Die and Dump The Output

dd laravel collection

Render As JSON

laravel collection rendered as json

Passed To The View Then Run Through print_r



inspecting collection with print_r

Excellent. We can see that $games is an instance of, or object, of the class Illuminate\Support\Collection. Contained in the collection object is an array. This array holds one or more objects of type stdClass. So a collection is an array of objects. By looking at one of the ways to inspect this collection that we just demonstrated, we can figure out how to access individual values in the collection.

Get the title of the third game

Get the publisher of the first game

Get the release date of the second game

Rendering The Collection
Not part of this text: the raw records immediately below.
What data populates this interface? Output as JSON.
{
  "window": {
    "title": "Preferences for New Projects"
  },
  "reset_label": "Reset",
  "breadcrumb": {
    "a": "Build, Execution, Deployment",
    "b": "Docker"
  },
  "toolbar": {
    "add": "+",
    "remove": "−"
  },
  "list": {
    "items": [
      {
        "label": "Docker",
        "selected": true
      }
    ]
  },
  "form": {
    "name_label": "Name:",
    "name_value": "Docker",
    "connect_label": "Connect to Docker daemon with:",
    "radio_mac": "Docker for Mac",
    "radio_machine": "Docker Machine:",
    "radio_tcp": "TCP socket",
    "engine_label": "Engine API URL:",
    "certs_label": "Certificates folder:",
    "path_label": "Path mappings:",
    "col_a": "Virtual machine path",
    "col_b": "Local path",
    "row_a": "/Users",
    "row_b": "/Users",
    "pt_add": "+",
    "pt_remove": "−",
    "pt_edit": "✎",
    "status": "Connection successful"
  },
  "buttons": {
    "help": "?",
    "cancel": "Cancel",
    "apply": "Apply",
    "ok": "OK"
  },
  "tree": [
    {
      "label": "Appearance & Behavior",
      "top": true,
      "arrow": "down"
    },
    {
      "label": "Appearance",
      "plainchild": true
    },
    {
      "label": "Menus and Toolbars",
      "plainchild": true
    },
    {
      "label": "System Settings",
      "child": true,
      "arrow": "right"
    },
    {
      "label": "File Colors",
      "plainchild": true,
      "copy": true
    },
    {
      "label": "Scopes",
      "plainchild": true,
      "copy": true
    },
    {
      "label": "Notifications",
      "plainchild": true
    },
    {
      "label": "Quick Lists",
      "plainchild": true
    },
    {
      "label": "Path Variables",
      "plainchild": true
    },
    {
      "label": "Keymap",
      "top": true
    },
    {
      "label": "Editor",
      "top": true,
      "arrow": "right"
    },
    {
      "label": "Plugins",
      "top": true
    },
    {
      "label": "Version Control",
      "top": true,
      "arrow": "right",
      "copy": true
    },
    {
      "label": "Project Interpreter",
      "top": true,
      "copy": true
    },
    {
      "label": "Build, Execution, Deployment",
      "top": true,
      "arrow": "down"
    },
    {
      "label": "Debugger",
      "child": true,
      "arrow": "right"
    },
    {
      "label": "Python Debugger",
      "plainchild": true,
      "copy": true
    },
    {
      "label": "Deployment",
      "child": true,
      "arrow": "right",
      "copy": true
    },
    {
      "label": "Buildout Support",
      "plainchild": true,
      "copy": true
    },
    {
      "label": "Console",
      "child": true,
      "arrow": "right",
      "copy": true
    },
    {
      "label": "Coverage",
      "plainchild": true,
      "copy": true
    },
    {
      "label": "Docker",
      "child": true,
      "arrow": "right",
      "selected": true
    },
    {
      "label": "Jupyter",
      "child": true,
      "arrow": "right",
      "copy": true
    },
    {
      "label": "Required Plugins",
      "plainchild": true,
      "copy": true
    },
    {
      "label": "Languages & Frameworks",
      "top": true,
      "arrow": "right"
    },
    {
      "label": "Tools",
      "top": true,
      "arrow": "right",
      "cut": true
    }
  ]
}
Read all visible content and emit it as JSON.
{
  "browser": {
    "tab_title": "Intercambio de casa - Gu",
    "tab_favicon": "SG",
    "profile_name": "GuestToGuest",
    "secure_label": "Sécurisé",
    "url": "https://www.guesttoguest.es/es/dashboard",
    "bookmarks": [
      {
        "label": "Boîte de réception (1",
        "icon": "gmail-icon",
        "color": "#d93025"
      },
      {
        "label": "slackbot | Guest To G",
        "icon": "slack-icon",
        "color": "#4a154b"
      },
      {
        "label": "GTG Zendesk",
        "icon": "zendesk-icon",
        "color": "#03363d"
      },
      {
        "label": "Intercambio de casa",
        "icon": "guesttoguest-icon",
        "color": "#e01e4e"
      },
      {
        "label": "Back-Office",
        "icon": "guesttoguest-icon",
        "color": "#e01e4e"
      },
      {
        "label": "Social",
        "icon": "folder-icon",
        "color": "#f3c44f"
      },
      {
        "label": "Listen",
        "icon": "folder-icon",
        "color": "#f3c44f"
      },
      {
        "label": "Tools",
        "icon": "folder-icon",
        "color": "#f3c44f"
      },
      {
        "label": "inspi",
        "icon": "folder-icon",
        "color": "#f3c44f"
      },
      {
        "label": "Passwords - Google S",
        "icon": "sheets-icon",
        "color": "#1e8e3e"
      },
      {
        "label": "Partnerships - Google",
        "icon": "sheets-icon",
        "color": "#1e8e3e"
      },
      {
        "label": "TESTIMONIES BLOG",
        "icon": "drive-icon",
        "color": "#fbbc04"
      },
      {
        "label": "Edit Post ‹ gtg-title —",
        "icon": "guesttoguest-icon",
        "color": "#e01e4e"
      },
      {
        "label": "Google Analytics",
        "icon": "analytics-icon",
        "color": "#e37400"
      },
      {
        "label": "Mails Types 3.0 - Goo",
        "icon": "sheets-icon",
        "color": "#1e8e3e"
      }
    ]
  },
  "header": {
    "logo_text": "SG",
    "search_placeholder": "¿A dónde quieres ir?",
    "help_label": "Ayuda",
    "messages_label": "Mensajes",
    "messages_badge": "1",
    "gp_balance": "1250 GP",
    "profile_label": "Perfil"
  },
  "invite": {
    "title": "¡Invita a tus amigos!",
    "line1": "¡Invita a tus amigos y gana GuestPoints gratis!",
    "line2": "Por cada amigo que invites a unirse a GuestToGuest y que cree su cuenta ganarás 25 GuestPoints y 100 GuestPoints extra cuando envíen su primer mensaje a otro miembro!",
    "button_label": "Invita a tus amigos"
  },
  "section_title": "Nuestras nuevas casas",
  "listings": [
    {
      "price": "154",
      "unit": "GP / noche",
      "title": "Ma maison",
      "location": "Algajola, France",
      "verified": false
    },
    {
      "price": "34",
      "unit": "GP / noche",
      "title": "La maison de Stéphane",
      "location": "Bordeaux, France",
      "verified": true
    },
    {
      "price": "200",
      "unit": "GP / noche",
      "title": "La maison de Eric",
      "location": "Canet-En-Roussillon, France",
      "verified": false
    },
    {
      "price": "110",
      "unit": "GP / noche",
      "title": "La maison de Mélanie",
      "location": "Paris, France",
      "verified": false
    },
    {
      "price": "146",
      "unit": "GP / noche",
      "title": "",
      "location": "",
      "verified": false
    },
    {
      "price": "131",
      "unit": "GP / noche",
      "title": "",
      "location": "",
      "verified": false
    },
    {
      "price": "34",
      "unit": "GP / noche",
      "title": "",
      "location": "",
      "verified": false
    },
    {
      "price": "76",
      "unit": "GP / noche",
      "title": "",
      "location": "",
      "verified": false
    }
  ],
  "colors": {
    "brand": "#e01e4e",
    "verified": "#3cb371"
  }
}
With our understanding of how to inspect and reach the individual data elements in a collection, we can now create a proper view to render all of our games in the database.



collection rendered to an html table

Applying a where clause

You don’t usually just fetch all the records in a database. You likely will need a subset of the data available. Here we apply a where clause using the query builder to fetch only the record where the title is Metroid.

query builder where clause

The Query Builder in Laravel is ridiculously powerful. Pretty much any type of query you can make in MySql, you can do with the query builder. In addition, you can simply use raw queries if you need to get super granular.

Adding a View for Individual Records

When a user is presented with a list of resources on a website, they can usually click on any given item to drill down to find more information about it. We will set this up now with our games. We are going to need to modify our first route, modify our original view file, add a second route, and also add a second view file to accomplish this. We will also create a new directory in our views folder. It will be called games, and it will hold all views that have to do with displaying data about games.


This is our updated routes file. There are a few things to note. In the /games route, notice that the query builder is making use of a latest() method. This fetches all games and orders them by the most recently added to the database. That’s a nice little feature. Next up, notice that first argument to the view() function. It is specified as games.index. What this means is, Laravel should look in a games folder contained within the views folder to find the index.blade.php file.

Moving on to our new route of /games/{id}, we find a new syntax here. The {id} portion of the route is a wildcard operator so that an id can be passed to the query via the URL which is used in the browser. Our route closure then captures that id, and uses it with the find() function to get a particular record. Additionally, the view() function in this route is having passed as the first argument. Again this means Laravel will look in the games folder located in the views folder for a file named show.blade.php. Let’s create those new view files now.



Check out the fruits of our labor!
laravel in action

How To Use The Laravel Query Builder Summary

The query builder in Laravel is very powerful and will allow you to construct almost any type of query you would need in an application. It provides a fluent implementation of commands, so you can string together logic in single statements. It uses PDO parameter binding to ensure all queries to the database are safe from attack. In this tutorial, we started by creating a table to hold the games we would be working with. We did this by creating a new migration file with Artisan, and then running that migration to create the new table. From there we used phpMyAdmin to insert some data manually into our games table, so that we could test out a few basic queries with the query builder. We saw that queries with multiple results create a collection. A collection in Laravel is a special type of construct which contains an array of objects. In order to work with those results we took a good look at three different ways to examine the contents of a collection. Replicating our web page that displayed a table of games and their associated properties was covered next. Finally, we started to examine how to break out view files into a common directory within the views folder so that we could have one view to display all records and another to be used to drill down on a single record.